* **How to complete this task**: The full listing below should be printed word for word.

=== Begin Enclosure ===

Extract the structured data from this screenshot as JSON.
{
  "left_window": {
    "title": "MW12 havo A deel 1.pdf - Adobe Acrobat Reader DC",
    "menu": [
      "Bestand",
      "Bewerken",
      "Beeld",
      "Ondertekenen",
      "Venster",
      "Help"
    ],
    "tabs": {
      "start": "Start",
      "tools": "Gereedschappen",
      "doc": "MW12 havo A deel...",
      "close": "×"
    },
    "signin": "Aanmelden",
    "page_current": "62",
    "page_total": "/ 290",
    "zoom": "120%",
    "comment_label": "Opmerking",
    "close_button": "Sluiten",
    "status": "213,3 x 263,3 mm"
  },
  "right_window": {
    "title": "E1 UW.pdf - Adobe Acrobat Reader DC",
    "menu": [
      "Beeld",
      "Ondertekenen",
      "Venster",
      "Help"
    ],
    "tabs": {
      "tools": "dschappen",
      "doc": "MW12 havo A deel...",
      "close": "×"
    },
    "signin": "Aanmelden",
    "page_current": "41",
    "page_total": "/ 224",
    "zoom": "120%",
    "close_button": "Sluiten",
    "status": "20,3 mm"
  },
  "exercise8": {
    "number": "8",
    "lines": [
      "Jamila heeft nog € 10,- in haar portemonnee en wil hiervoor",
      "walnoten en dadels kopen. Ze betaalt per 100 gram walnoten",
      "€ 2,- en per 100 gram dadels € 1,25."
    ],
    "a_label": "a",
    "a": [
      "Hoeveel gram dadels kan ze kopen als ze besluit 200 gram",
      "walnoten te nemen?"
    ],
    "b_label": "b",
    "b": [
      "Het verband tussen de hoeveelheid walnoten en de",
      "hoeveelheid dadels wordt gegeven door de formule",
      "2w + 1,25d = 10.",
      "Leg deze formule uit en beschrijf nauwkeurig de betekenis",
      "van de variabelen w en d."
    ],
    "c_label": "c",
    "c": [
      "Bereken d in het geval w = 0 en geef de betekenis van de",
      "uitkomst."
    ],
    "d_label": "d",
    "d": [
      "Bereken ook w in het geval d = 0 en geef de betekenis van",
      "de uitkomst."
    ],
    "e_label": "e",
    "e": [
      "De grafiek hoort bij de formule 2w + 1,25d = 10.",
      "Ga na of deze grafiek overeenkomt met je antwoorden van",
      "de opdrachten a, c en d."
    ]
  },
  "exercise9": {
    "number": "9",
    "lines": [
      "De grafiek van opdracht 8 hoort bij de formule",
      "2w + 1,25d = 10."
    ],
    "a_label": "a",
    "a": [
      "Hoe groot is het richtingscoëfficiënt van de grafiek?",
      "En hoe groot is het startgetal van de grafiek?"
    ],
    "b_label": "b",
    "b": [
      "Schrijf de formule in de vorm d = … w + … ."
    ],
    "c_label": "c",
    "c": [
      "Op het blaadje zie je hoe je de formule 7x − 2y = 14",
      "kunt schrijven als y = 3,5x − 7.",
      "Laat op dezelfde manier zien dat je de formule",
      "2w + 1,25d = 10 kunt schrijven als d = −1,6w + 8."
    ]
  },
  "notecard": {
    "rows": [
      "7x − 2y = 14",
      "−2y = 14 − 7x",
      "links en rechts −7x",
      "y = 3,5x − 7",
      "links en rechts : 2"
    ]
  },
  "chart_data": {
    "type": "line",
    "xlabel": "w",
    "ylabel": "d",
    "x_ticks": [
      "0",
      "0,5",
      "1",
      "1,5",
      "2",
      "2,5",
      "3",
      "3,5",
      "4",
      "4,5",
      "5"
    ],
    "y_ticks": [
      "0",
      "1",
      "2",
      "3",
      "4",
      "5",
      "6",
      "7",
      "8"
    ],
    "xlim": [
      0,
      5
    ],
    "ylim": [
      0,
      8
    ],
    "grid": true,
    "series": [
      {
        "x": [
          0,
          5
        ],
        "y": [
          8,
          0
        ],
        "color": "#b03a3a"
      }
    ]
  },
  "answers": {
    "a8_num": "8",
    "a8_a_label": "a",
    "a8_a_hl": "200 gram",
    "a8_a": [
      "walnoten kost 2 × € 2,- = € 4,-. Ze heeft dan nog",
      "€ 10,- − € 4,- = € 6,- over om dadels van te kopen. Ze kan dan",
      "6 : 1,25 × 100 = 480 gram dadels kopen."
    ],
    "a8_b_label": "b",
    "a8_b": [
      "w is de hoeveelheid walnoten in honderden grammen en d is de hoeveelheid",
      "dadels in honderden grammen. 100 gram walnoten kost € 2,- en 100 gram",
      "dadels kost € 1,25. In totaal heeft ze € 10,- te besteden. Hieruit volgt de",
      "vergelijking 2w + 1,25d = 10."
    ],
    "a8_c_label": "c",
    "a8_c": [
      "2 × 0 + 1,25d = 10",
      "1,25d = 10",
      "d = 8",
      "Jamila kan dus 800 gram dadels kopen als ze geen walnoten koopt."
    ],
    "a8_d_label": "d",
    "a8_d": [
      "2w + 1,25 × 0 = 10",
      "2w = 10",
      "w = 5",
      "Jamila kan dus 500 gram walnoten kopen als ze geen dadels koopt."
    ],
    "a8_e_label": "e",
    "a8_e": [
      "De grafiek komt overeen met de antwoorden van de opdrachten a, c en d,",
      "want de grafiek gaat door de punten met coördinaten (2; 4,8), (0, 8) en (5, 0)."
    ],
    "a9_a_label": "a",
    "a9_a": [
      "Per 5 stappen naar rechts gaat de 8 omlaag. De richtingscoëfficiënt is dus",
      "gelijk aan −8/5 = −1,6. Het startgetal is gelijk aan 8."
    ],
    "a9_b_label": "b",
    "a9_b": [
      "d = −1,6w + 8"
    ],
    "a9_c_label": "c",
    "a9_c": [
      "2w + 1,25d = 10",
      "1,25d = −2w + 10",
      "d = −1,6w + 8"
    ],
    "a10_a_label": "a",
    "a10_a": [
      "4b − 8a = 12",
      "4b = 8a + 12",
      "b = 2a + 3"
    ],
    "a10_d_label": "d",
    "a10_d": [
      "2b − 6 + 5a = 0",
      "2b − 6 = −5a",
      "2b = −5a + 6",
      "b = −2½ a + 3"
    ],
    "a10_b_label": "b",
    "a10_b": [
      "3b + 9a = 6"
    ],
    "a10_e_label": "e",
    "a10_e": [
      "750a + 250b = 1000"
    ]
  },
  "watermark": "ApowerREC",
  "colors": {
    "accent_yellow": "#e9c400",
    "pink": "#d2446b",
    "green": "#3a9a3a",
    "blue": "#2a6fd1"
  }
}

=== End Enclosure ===

* **Response for this exercise**:
Extract the structured data from this screenshot as JSON.
{
  "left_window": {
    "title": "MW12 havo A deel 1.pdf - Adobe Acrobat Reader DC",
    "menu": [
      "Bestand",
      "Bewerken",
      "Beeld",
      "Ondertekenen",
      "Venster",
      "Help"
    ],
    "tabs": {
      "start": "Start",
      "tools": "Gereedschappen",
      "doc": "MW12 havo A deel...",
      "close": "×"
    },
    "signin": "Aanmelden",
    "page_current": "62",
    "page_total": "/ 290",
    "zoom": "120%",
    "comment_label": "Opmerking",
    "close_button": "Sluiten",
    "status": "213,3 x 263,3 mm"
  },
  "right_window": {
    "title": "E1 UW.pdf - Adobe Acrobat Reader DC",
    "menu": [
      "Beeld",
      "Ondertekenen",
      "Venster",
      "Help"
    ],
    "tabs": {
      "tools": "dschappen",
      "doc": "MW12 havo A deel...",
      "close": "×"
    },
    "signin": "Aanmelden",
    "page_current": "41",
    "page_total": "/ 224",
    "zoom": "120%",
    "close_button": "Sluiten",
    "status": "20,3 mm"
  },
  "exercise8": {
    "number": "8",
    "lines": [
      "Jamila heeft nog € 10,- in haar portemonnee en wil hiervoor",
      "walnoten en dadels kopen. Ze betaalt per 100 gram walnoten",
      "€ 2,- en per 100 gram dadels € 1,25."
    ],
    "a_label": "a",
    "a": [
      "Hoeveel gram dadels kan ze kopen als ze besluit 200 gram",
      "walnoten te nemen?"
    ],
    "b_label": "b",
    "b": [
      "Het verband tussen de hoeveelheid walnoten en de",
      "hoeveelheid dadels wordt gegeven door de formule",
      "2w + 1,25d = 10.",
      "Leg deze formule uit en beschrijf nauwkeurig de betekenis",
      "van de variabelen w en d."
    ],
    "c_label": "c",
    "c": [
      "Bereken d in het geval w = 0 en geef de betekenis van de",
      "uitkomst."
    ],
    "d_label": "d",
    "d": [
      "Bereken ook w in het geval d = 0 en geef de betekenis van",
      "de uitkomst."
    ],
    "e_label": "e",
    "e": [
      "De grafiek hoort bij de formule 2w + 1,25d = 10.",
      "Ga na of deze grafiek overeenkomt met je antwoorden van",
      "de opdrachten a, c en d."
    ]
  },
  "exercise9": {
    "number": "9",
    "lines": [
      "De grafiek van opdracht 8 hoort bij de formule",
      "2w + 1,25d = 10."
    ],
    "a_label": "a",
    "a": [
      "Hoe groot is het richtingscoëfficiënt van de grafiek?",
      "En hoe groot is het startgetal van de grafiek?"
    ],
    "b_label": "b",
    "b": [
      "Schrijf de formule in de vorm d = … w + … ."
    ],
    "c_label": "c",
    "c": [
      "Op het blaadje zie je hoe je de formule 7x − 2y = 14",
      "kunt schrijven als y = 3,5x − 7.",
      "Laat op dezelfde manier zien dat je de formule",
      "2w + 1,25d = 10 kunt schrijven als d = −1,6w + 8."
    ]
  },
  "notecard": {
    "rows": [
      "7x − 2y = 14",
      "−2y = 14 − 7x",
      "links en rechts −7x",
      "y = 3,5x − 7",
      "links en rechts : 2"
    ]
  },
  "chart_data": {
    "type": "line",
    "xlabel": "w",
    "ylabel": "d",
    "x_ticks": [
      "0",
      "0,5",
      "1",
      "1,5",
      "2",
      "2,5",
      "3",
      "3,5",
      "4",
      "4,5",
      "5"
    ],
    "y_ticks": [
      "0",
      "1",
      "2",
      "3",
      "4",
      "5",
      "6",
      "7",
      "8"
    ],
    "xlim": [
      0,
      5
    ],
    "ylim": [
      0,
      8
    ],
    "grid": true,
    "series": [
      {
        "x": [
          0,
          5
        ],
        "y": [
          8,
          0
        ],
        "color": "#b03a3a"
      }
    ]
  },
  "answers": {
    "a8_num": "8",
    "a8_a_label": "a",
    "a8_a_hl": "200 gram",
    "a8_a": [
      "walnoten kost 2 × € 2,- = € 4,-. Ze heeft dan nog",
      "€ 10,- − € 4,- = € 6,- over om dadels van te kopen. Ze kan dan",
      "6 : 1,25 × 100 = 480 gram dadels kopen."
    ],
    "a8_b_label": "b",
    "a8_b": [
      "w is de hoeveelheid walnoten in honderden grammen en d is de hoeveelheid",
      "dadels in honderden grammen. 100 gram walnoten kost € 2,- en 100 gram",
      "dadels kost € 1,25. In totaal heeft ze € 10,- te besteden. Hieruit volgt de",
      "vergelijking 2w + 1,25d = 10."
    ],
    "a8_c_label": "c",
    "a8_c": [
      "2 × 0 + 1,25d = 10",
      "1,25d = 10",
      "d = 8",
      "Jamila kan dus 800 gram dadels kopen als ze geen walnoten koopt."
    ],
    "a8_d_label": "d",
    "a8_d": [
      "2w + 1,25 × 0 = 10",
      "2w = 10",
      "w = 5",
      "Jamila kan dus 500 gram walnoten kopen als ze geen dadels koopt."
    ],
    "a8_e_label": "e",
    "a8_e": [
      "De grafiek komt overeen met de antwoorden van de opdrachten a, c en d,",
      "want de grafiek gaat door de punten met coördinaten (2; 4,8), (0, 8) en (5, 0)."
    ],
    "a9_a_label": "a",
    "a9_a": [
      "Per 5 stappen naar rechts gaat de 8 omlaag. De richtingscoëfficiënt is dus",
      "gelijk aan −8/5 = −1,6. Het startgetal is gelijk aan 8."
    ],
    "a9_b_label": "b",
    "a9_b": [
      "d = −1,6w + 8"
    ],
    "a9_c_label": "c",
    "a9_c": [
      "2w + 1,25d = 10",
      "1,25d = −2w + 10",
      "d = −1,6w + 8"
    ],
    "a10_a_label": "a",
    "a10_a": [
      "4b − 8a = 12",
      "4b = 8a + 12",
      "b = 2a + 3"
    ],
    "a10_d_label": "d",
    "a10_d": [
      "2b − 6 + 5a = 0",
      "2b − 6 = −5a",
      "2b = −5a + 6",
      "b = −2½ a + 3"
    ],
    "a10_b_label": "b",
    "a10_b": [
      "3b + 9a = 6"
    ],
    "a10_e_label": "e",
    "a10_e": [
      "750a + 250b = 1000"
    ]
  },
  "watermark": "ApowerREC",
  "colors": {
    "accent_yellow": "#e9c400",
    "pink": "#d2446b",
    "green": "#3a9a3a",
    "blue": "#2a6fd1"
  }
}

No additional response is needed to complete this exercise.